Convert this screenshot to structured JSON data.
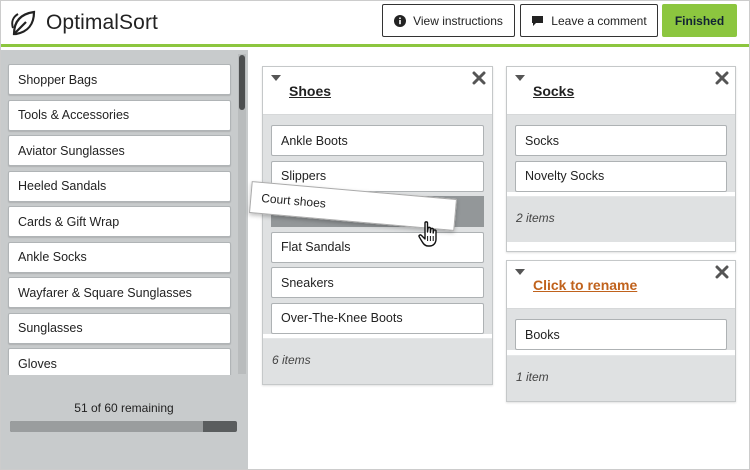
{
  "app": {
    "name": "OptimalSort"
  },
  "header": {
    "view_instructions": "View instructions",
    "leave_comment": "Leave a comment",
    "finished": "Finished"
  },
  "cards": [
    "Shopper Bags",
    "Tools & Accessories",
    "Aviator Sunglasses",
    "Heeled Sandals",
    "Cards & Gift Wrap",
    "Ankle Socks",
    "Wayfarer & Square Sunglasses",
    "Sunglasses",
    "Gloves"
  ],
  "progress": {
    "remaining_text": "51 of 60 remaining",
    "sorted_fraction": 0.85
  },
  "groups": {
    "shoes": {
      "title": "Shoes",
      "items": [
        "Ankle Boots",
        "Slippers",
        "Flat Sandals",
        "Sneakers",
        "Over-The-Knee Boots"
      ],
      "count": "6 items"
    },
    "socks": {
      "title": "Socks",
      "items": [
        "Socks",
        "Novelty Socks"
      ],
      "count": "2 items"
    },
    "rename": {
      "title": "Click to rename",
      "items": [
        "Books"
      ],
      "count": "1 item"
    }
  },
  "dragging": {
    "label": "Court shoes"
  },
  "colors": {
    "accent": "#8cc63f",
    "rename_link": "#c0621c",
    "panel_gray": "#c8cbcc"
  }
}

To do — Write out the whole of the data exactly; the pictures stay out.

Expected output —
Convert this screenshot to structured JSON data.
{
  "app": {
    "name": "OptimalSort"
  },
  "header": {
    "view_instructions": "View instructions",
    "leave_comment": "Leave a comment",
    "finished": "Finished"
  },
  "cards": [
    "Shopper Bags",
    "Tools & Accessories",
    "Aviator Sunglasses",
    "Heeled Sandals",
    "Cards & Gift Wrap",
    "Ankle Socks",
    "Wayfarer & Square Sunglasses",
    "Sunglasses",
    "Gloves"
  ],
  "progress": {
    "remaining_text": "51 of 60 remaining",
    "sorted_fraction": 0.85
  },
  "groups": {
    "shoes": {
      "title": "Shoes",
      "items": [
        "Ankle Boots",
        "Slippers",
        "Flat Sandals",
        "Sneakers",
        "Over-The-Knee Boots"
      ],
      "count": "6 items"
    },
    "socks": {
      "title": "Socks",
      "items": [
        "Socks",
        "Novelty Socks"
      ],
      "count": "2 items"
    },
    "rename": {
      "title": "Click to rename",
      "items": [
        "Books"
      ],
      "count": "1 item"
    }
  },
  "dragging": {
    "label": "Court shoes"
  },
  "colors": {
    "accent": "#8cc63f",
    "rename_link": "#c0621c",
    "panel_gray": "#c8cbcc"
  }
}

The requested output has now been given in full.